Individual differences in the motivation to engage in or to avoid aggressive social interaction (bullying) are mediated by the basal forebrain, lateral habenula circuit in the brain, according to a study conducted at the Icahn School of Medicine at Mount Sinai and published June 30 in the journal Nature.
The Mount Sinai study focuses on identifying the mechanisms by which specific brain reward regions interact to modulate the motivational or rewarding component of aggressive behavior using a mouse model.
Maladaptive aggressive behavior is associated with a number of psychiatric disorders and is thought to partly result from inappropriate activation of brain reward systems in response to aggressive or violent social stimuli.

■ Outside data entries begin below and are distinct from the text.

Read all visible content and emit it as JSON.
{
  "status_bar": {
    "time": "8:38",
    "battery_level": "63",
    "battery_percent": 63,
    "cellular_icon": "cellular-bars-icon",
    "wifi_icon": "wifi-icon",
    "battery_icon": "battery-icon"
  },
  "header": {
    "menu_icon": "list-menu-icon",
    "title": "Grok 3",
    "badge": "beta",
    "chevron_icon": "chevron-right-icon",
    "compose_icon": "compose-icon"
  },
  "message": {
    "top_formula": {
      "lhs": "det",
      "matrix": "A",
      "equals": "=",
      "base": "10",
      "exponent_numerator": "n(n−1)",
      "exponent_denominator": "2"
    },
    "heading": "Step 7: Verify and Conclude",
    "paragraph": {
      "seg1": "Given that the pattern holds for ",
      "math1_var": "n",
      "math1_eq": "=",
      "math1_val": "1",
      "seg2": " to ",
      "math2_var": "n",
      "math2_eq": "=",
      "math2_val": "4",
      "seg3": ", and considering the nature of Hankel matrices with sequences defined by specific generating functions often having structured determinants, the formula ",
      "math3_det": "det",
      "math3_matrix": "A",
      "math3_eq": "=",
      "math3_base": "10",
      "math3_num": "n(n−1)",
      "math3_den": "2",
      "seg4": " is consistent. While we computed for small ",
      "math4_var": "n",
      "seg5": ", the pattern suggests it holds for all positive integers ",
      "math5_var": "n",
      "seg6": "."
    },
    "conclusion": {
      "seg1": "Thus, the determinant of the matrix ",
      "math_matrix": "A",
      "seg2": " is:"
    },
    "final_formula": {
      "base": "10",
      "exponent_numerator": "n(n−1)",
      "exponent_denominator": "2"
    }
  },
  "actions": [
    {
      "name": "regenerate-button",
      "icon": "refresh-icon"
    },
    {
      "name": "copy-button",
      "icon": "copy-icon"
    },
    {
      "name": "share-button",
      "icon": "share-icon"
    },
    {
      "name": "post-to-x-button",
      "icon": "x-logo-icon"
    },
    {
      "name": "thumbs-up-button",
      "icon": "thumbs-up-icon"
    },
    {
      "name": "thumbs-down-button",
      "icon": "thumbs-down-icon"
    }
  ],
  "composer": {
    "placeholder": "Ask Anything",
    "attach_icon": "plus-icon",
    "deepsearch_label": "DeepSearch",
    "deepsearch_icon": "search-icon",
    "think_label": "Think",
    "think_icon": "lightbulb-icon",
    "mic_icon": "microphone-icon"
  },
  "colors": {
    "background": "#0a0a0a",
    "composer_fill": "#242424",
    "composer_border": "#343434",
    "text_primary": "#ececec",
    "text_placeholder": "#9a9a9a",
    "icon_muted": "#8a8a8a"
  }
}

While previous research has implicated the basal forebrain as a potentially important brain reward region for aggression-related behaviors, there had been limited functional evidence that the basal forebrain, or its projections to other brain regions, directly controls the rewarding aspects of aggression.
“Our study is the first to demonstrate that bullying behavior activates a primary brain reward circuit that makes it pleasurable to a subset of individuals,” says Scott Russo, PhD, Associate Professor of Neuroscience at the Icahn School of Medicine at Mount Sinai. “Furthermore, we show that manipulating activity in this circuit alters the activity of brain cells and ultimately, aggression behavior.”/.../